Opinion Analysis: A publishing decision affects computation of the maximum punishment in United States v. Busch, No.15-0477/AF
CAAF decided the Air Force case of United States v. Busch, 75 M.J. 87, No.15-0477/AF (CAAFlog case page), on Friday, January 29, 2016. The court unanimously rejects the appellant’s ex post facto challenge to the military judge’s determination of the maximum authorized punishment for the offense of sexual abuse of a child in violation of Article 120b(c) (2012). However, the court narrowly affirms the military judge’s determination, the findings and the sentence, and the decision of the Air Force CCA.
Chief Judge Erdmann writes for the court, joined by Judge Ohlson and Judge Diaz (of the Fourth Circuit, sitting by designation). Judge Stucky dissents, joined by Judge Ryan.
CAAF granted review of a single issue:
At the time of appellant’s alleged sexual abuse of a child offense, the President had not set the maximum punishment for the offense. The military judge used a later-enacted executive order to set the maximum punishment, even though it increased the confinement range from one year to fifteen years. Was the Ex Post Facto clause violated?
The appellant pleaded guilty to multiple offenses, including one specification of sexual abuse of a child in violation of Article 120b(c) (2012) for exposing his genitals and masturbating while the child watched via Skype.
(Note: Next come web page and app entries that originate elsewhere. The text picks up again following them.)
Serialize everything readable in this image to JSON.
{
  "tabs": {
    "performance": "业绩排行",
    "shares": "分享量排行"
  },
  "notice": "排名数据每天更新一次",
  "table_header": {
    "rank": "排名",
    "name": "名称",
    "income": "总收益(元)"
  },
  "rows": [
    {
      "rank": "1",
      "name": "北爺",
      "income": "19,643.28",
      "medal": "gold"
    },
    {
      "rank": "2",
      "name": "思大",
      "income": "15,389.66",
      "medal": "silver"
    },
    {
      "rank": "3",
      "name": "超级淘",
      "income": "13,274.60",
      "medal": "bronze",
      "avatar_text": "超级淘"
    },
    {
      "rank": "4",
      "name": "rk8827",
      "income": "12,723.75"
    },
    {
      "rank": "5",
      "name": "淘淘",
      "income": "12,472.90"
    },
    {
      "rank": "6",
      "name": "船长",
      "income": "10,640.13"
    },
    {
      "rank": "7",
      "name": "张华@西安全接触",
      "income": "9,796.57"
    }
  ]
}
The appellant’s misconduct occurred in early 2013; after the 2012 statute’s effective date but before President Obama prescribed maximum punishments for the new offense in Executive Order 13643. The President’s failure to prescribe a maximum punishment forced the military judge to determine the maximum punishment for the appellant’s violation of Article 120b(c) by resorting to Rule for Courts-Martial 1003(c)(1)(B), which requires comparing the charged offense to other offenses listed in the Manual and in the United States Code. If a different offense listed in Part IV of the Manual is closely related to the charged offense, then R.C.M. 1003(c)(1)(B)(i) permits using the maximum punishment for that closely related offense. However, if no listed offense is closely related to the charged offense, then R.C.M. 1003(c)(1)(B)(ii) requires looking to offenses in the United States Code and the custom of the service.
Applying R.C.M. 1003(c)(1)(B)(i), the military judge concluded that the appellant’s offense of sexual abuse of a child was closely related to the offense of indecent liberty with a child in violation of Article 120(j) (2006), for which the maximum authorized punishment includes confinement for 15 years. The defense, however, argued that the offense of indecent exposure in violation of Article 120(n) (2006), with it’s one-year maximum authorized term of confinement, was more closely related. Despite this objection, the appellant still pleaded guilty. Including the computed 15-year maximum, the appellant faced a total maximum authorized confinement of 22 years and one month, and the military judge sentenced him to confinement for six years, reduction to E-1, total forfeitures, and a dishonorable discharge.
In determining that indecent liberty with a child in violation of Article 120(j) (2006) was closely related to the appellant’s offense of sexual abuse of a child in violation of Article 120b(c) (2012), the military judge made reference to Executive Order 13643. That reference prompted the appellant’s ex post facto claim, as he asserted that the military judge wrongly applied the executive order issued after his commission of the offense. CAAF unanimously rejects this claim.
However, the majority finds that the military judge was wrong to use R.C.M. 1003(c)(1)(B)(i), but finds that application of R.C.M. 1003(c)(1)(B)(ii) reaches the same result. The dissent, however, highlights a significant weakness in the majority’s analysis.